So, why is mental strength important? Mental strength helps to reduce stress and develop resilience. It is what underpins the mind-set that you apply to everything you do, and is what enables you to focus on what matters to you. Mental strength helps you to live according to your values and to live life more fully.
Here are three ways to build mental strength and how yoga can help.
Sleep is a crucial factor in building mental strength, yet this is often an area of life that we often struggle with. Matthew Walker, author of Why we Sleep writes: “ Sleep appears to restore our emotional brain circuits… sleep is not a luxury that we can optionally choose to take whenever we like. It is a biological necessity, and without it, there is only so far the band will stretch before it snaps, with both cognitive and emotional consequences.”
The past year has added unique challenges into what may already be a confused circadian rhythms. Good quality sleep relies on a variety of factors. A reduction in both caffeine and screen time can help but these are not the only changes that you can make. One key factor is in understanding the reason behind your sleeplessness, before making the changes that might support you. Lisa Sanfilippo, MFML yoga teacher and creator of the sleep recovery programme (which you can read about in Lisa’s book) suggests that a mid-afternoon pause for restorative yoga and meditation can be extremely supportive in getting to sleep later. Find out more about sleep recovery at Lisa’s live online workshop in April.
Yoga offers the perfect way to regulate stress. The focus on breath combined with gentle movement can offer support and yoga empowers those practicing with the tools they need to regulate stress.

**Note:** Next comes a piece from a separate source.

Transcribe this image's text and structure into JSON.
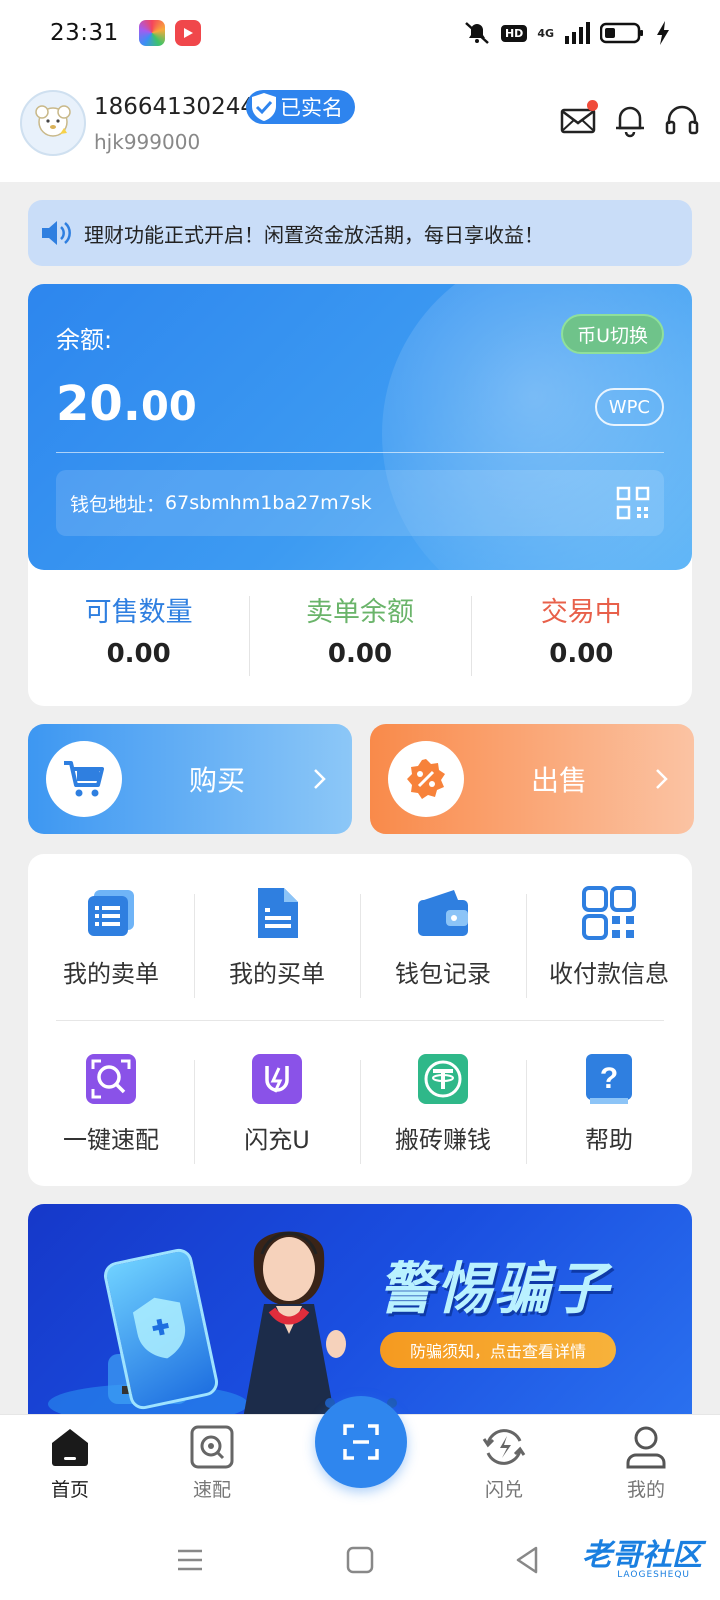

Yoga is a practice that demands discipline; but discipline need not mean rigidity but rather the development of commitment to something. A punishing regime can be counter-productive in building mental strength. But committing to working at something with kindness and self-compassion can be so helpful. Yoga asana (the poses) can offer plenty of challenges and the opportunity to incrementally build your discipline, yet it takes mental strength to keep returning to challenge. Adam Hocke explores this concept in his slow flow for discipline class.